I’m not yet sure how Rep. Lieu knows what the House leadership would do. It’s run by members of the other party. Republican House Speaker Paul Ryan would be the key member to set impeachment proceedings into motion. I am not yet convinced Ryan has the fortitude to do the right thing if Trump were to commit what could be considered an impeachable offense.

I also have mixed feelings about an impeachment in the first place.

It’s clear to you, I am sure, that I don’t believe Trump is fit for the office to which he was elected. What would we get if Trump were impeached and then convicted in a Senate trial? Vice President Mike Pence is more of a “true conservative” than Trump. He seems competent enough, whereas Trump can’t find his backside with both hands when it comes to understanding the complexities of government.

OK, I didn’t support the Republican ticket in November 2016. I do take some solace, though, in realizing that I am a member of a majority of voters who endorsed the other major-party candidates.

But … back to my point about impeachment.

We’re a long way from even thinking about that — unless the president does something seriously foolish by firing Mueller and Rosenstein.

Turn the special counsel loose

If history is any guide, a special counsel investigation aimed at rooting out issues relating to the president of the United States and his alleged ties to Russia well could develop a life of its own.

Robert Mueller has been given the task of finding out whether Donald John Trump’s presidential campaign was complicit in Russian government efforts to swing the 2016 presidential election. He’s also going to examine possible links between a former national security adviser, Michael Flynn, to the Russians. Moreover, he has latitude to look into whether the president obstructed justice by “asking” former FBI Director James Comey to shut down a probe of Flynn’s ties to Russia.

Could there be even more to learn, beyond the official tasks given to Mueller — himself a former FBI director?

Mueller’s the man

We have some historical precedent to ponder.

Kenneth Starr once held the title of “independent prosecutor.” His duty in the 1990s was to look at a real estate venture involving President Bill Clinton and his wife, Hillary Rodham Clinton. Republican critics in Congress thought there were some shady circumstances that needed to be examined. Starr began poking around and discovered some evidence of a relationship between President Clinton and a young 20-something White House intern.

A federal grand jury summoned the president to testify. The president took an oath to tell the whole truth to the grand jury — and then he lied about his relationship.

Ah-hah! GOP House members then cobbled together an impeachment proceeding that charged the president with perjury and obstruction of justice. The House impeached the president. The Senate held its trial and he was acquitted.

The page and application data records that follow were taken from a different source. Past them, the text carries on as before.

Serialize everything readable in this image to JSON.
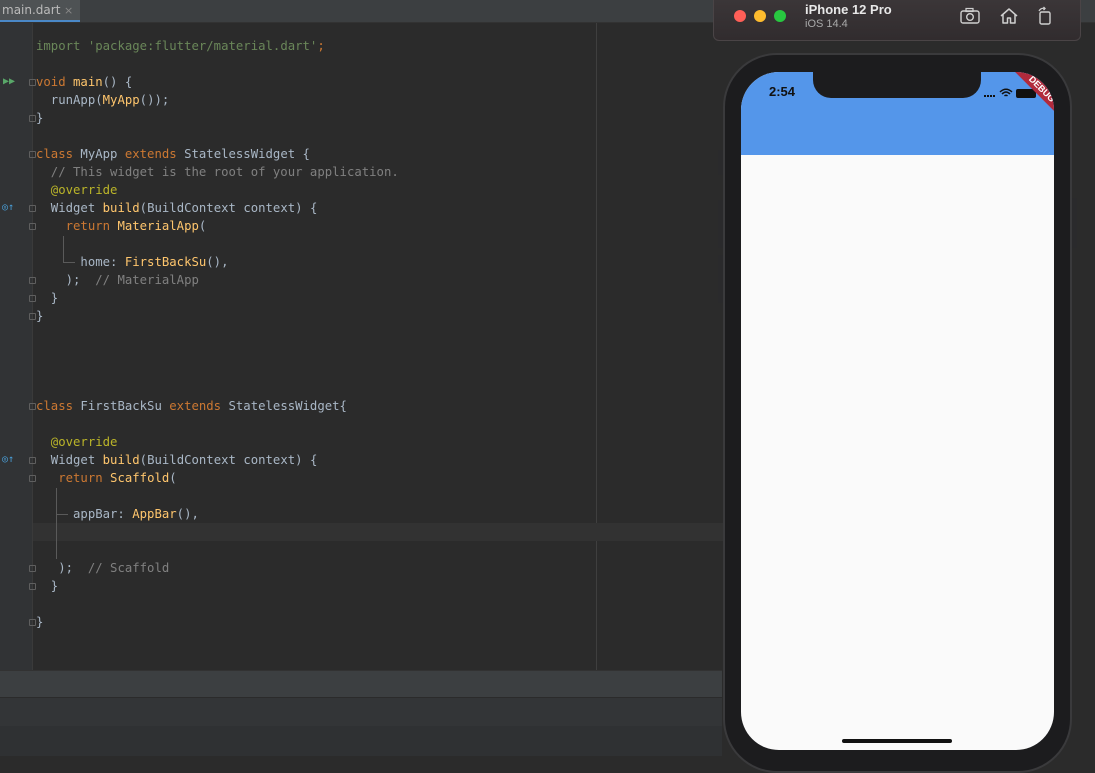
{
  "editor": {
    "tab_label": "main.dart",
    "tab_close": "×",
    "lines": {
      "l1": {
        "a": "import ",
        "b": "'package:flutter/material.dart'",
        "c": ";"
      },
      "l2": {
        "a": "void ",
        "b": "main",
        "c": "() {"
      },
      "l3": {
        "a": "  runApp(",
        "b": "MyApp",
        "c": "());"
      },
      "l4": {
        "a": "}"
      },
      "l5": {
        "a": "class ",
        "b": "MyApp ",
        "c": "extends ",
        "d": "StatelessWidget {"
      },
      "l6": {
        "a": "  // This widget is the root of your application."
      },
      "l7": {
        "a": "  @override"
      },
      "l8": {
        "a": "  Widget ",
        "b": "build",
        "c": "(BuildContext context) {"
      },
      "l9": {
        "a": "    return ",
        "b": "MaterialApp",
        "c": "("
      },
      "l10": {
        "a": "      home: ",
        "b": "FirstBackSu",
        "c": "(),"
      },
      "l11": {
        "a": "    );  ",
        "b": "// MaterialApp"
      },
      "l12": {
        "a": "  }"
      },
      "l13": {
        "a": "}"
      },
      "l14": {
        "a": "class ",
        "b": "FirstBackSu ",
        "c": "extends ",
        "d": "StatelessWidget{"
      },
      "l15": {
        "a": "  @override"
      },
      "l16": {
        "a": "  Widget ",
        "b": "build",
        "c": "(BuildContext context) {"
      },
      "l17": {
        "a": "   return ",
        "b": "Scaffold",
        "c": "("
      },
      "l18": {
        "a": "     appBar: ",
        "b": "AppBar",
        "c": "(),"
      },
      "l19": {
        "a": "   );  ",
        "b": "// Scaffold"
      },
      "l20": {
        "a": "  }"
      },
      "l21": {
        "a": "}"
      }
    }
  },
  "simulator": {
    "device_name": "iPhone 12 Pro",
    "os_version": "iOS 14.4",
    "status_time": "2:54",
    "debug_banner": "DEBUG",
    "appbar_color": "#5496ea",
    "buttons": [
      "screenshot-icon",
      "home-icon",
      "rotate-icon"
    ]
  }
}
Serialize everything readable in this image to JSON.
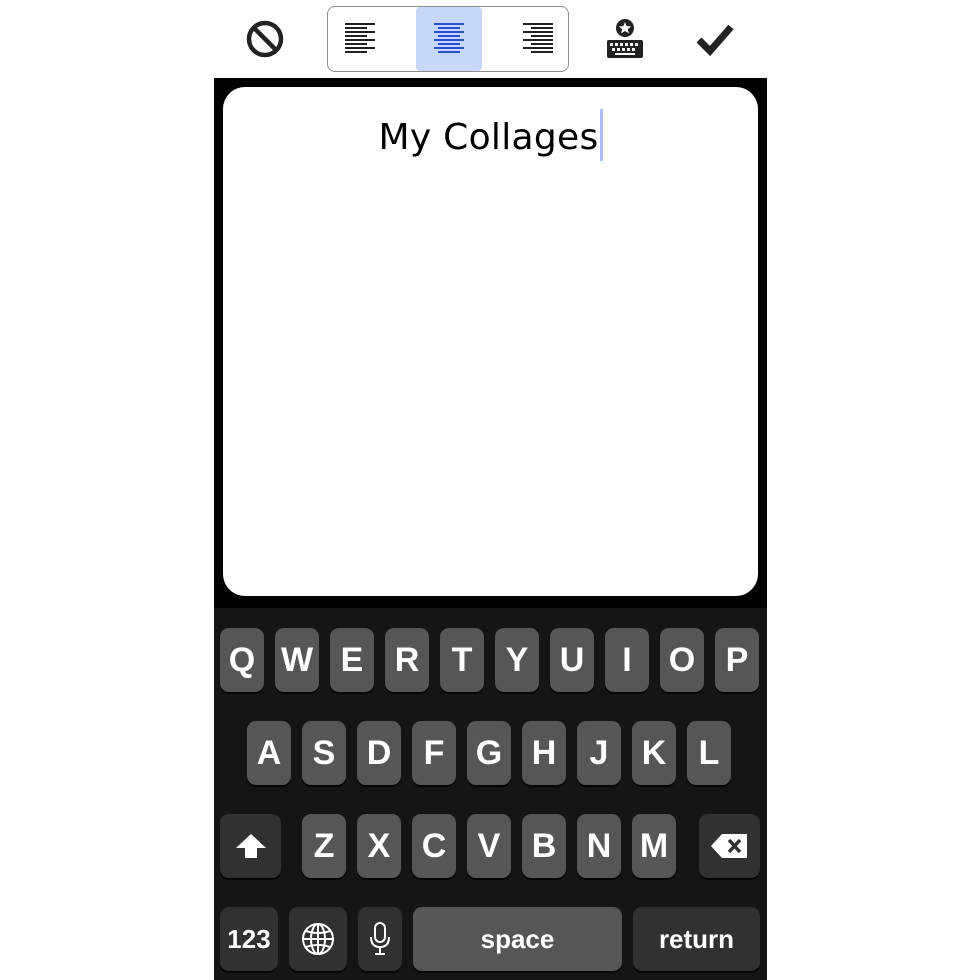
{
  "toolbar": {
    "cancel_icon": "prohibited-icon",
    "alignment_options": [
      "align-left",
      "align-center",
      "align-right"
    ],
    "selected_alignment": "align-center",
    "keyboard_toggle_icon": "keyboard-star-icon",
    "confirm_icon": "checkmark-icon",
    "accent_color": "#c7d8fb"
  },
  "editor": {
    "text": "My Collages"
  },
  "keyboard": {
    "row1": [
      "Q",
      "W",
      "E",
      "R",
      "T",
      "Y",
      "U",
      "I",
      "O",
      "P"
    ],
    "row2": [
      "A",
      "S",
      "D",
      "F",
      "G",
      "H",
      "J",
      "K",
      "L"
    ],
    "row3": [
      "Z",
      "X",
      "C",
      "V",
      "B",
      "N",
      "M"
    ],
    "numbers_label": "123",
    "space_label": "space",
    "return_label": "return",
    "shift_icon": "shift-arrow-icon",
    "delete_icon": "backspace-icon",
    "globe_icon": "globe-icon",
    "mic_icon": "microphone-icon"
  }
}
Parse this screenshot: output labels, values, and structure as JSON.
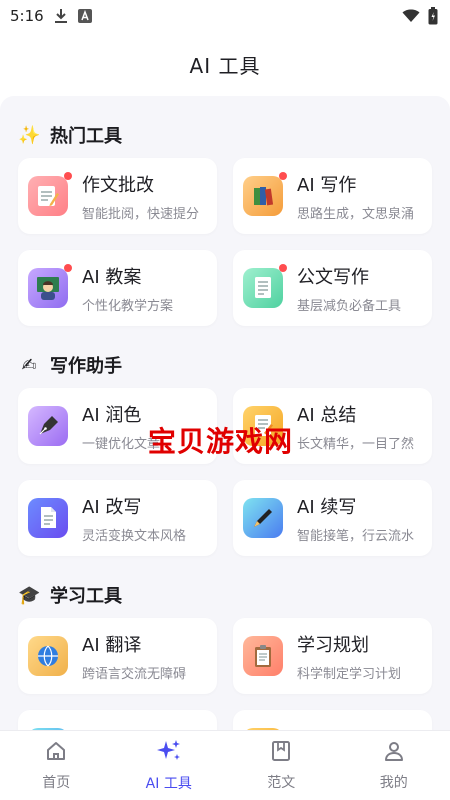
{
  "status_bar": {
    "time": "5:16",
    "icons": [
      "download-icon",
      "a-badge-icon",
      "wifi-icon",
      "battery-icon"
    ]
  },
  "header": {
    "title": "AI 工具"
  },
  "sections": [
    {
      "emoji": "✨",
      "title": "热门工具",
      "items": [
        {
          "name": "作文批改",
          "desc": "智能批阅，快速提分",
          "icon": "memo-icon",
          "badge": true
        },
        {
          "name": "AI 写作",
          "desc": "思路生成，文思泉涌",
          "icon": "books-icon",
          "badge": true
        },
        {
          "name": "AI 教案",
          "desc": "个性化教学方案",
          "icon": "teacher-icon",
          "badge": true
        },
        {
          "name": "公文写作",
          "desc": "基层减负必备工具",
          "icon": "document-icon",
          "badge": true
        }
      ]
    },
    {
      "emoji": "✍",
      "title": "写作助手",
      "items": [
        {
          "name": "AI 润色",
          "desc": "一键优化文章",
          "icon": "fountain-pen-icon",
          "badge": false
        },
        {
          "name": "AI 总结",
          "desc": "长文精华，一目了然",
          "icon": "summary-icon",
          "badge": false
        },
        {
          "name": "AI 改写",
          "desc": "灵活变换文本风格",
          "icon": "page-icon",
          "badge": false
        },
        {
          "name": "AI 续写",
          "desc": "智能接笔，行云流水",
          "icon": "pen-icon",
          "badge": false
        }
      ]
    },
    {
      "emoji": "🎓",
      "title": "学习工具",
      "items": [
        {
          "name": "AI 翻译",
          "desc": "跨语言交流无障碍",
          "icon": "globe-icon",
          "badge": false
        },
        {
          "name": "学习规划",
          "desc": "科学制定学习计划",
          "icon": "clipboard-icon",
          "badge": false
        },
        {
          "name": "",
          "desc": "",
          "icon": "partial-icon-blue",
          "badge": false
        },
        {
          "name": "",
          "desc": "",
          "icon": "partial-icon-orange",
          "badge": false
        }
      ]
    }
  ],
  "watermark": "宝贝游戏网",
  "bottom_nav": [
    {
      "label": "首页",
      "icon": "home-icon",
      "active": false
    },
    {
      "label": "AI 工具",
      "icon": "sparkle-icon",
      "active": true
    },
    {
      "label": "范文",
      "icon": "bookmark-book-icon",
      "active": false
    },
    {
      "label": "我的",
      "icon": "person-icon",
      "active": false
    }
  ],
  "colors": {
    "accent": "#4a4df0",
    "badge": "#ff4d4f",
    "background": "#f6f6fa",
    "watermark": "#e00000"
  }
}
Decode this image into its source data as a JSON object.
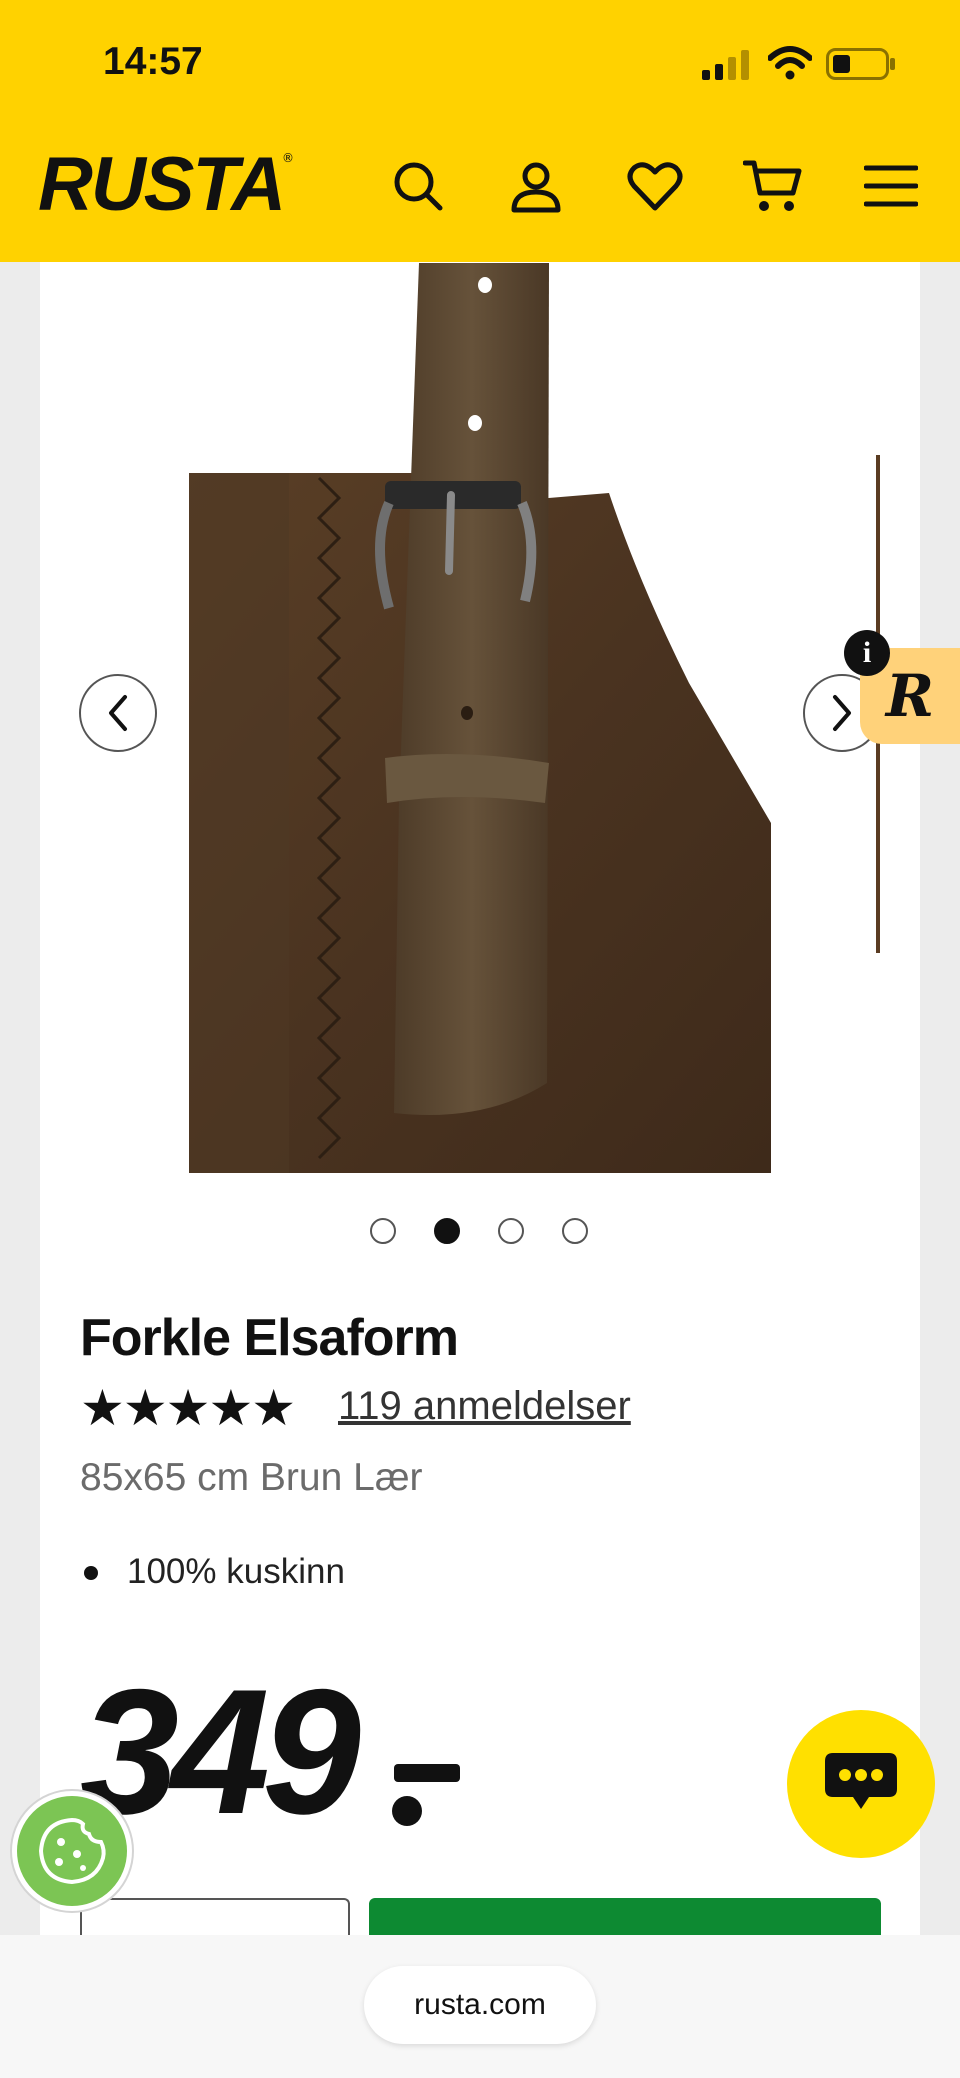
{
  "status_bar": {
    "time": "14:57"
  },
  "header": {
    "logo_text": "RUSTA",
    "logo_mark": "®",
    "icons": [
      "search-icon",
      "account-icon",
      "heart-icon",
      "cart-icon",
      "menu-icon"
    ],
    "background": "#ffd200"
  },
  "gallery": {
    "image_count": 4,
    "active_index": 1,
    "prev_icon": "chevron-left-icon",
    "next_icon": "chevron-right-icon"
  },
  "side_widget": {
    "badge_letter": "R",
    "info_letter": "i",
    "color": "#ffd27a"
  },
  "product": {
    "name": "Forkle Elsaform",
    "rating_stars": "★★★★★",
    "rating": 5,
    "reviews_label": "119 anmeldelser",
    "subtitle": "85x65 cm Brun Lær",
    "features": [
      "100% kuskinn"
    ],
    "price": "349"
  },
  "buy_button_color": "#0d8a32",
  "floating": {
    "chat_icon": "chat-icon",
    "cookie_icon": "cookie-icon"
  },
  "browser": {
    "url": "rusta.com"
  }
}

Will history repeat itself? I have no clue. My guess is that special counsel Mueller doesn’t yet know where his probe will lead.

These matters do have a way of growing legs. The statute gives Mueller considerable leeway in his pursuit of the truth. The president cannot fire him; he can, though, order the Justice Department to do so. Let’s hope that Donald Trump resists that impulse. I know that’s a tall order, given the self-proclaimed joy he gets when he fires people.

But the Justice Department’s deputy attorney general, Rod Rosenstein, has picked a serious legal heavyweight to do some seriously heavy lifting.

It’s time now for Robert Mueller to get busy. Rapidly.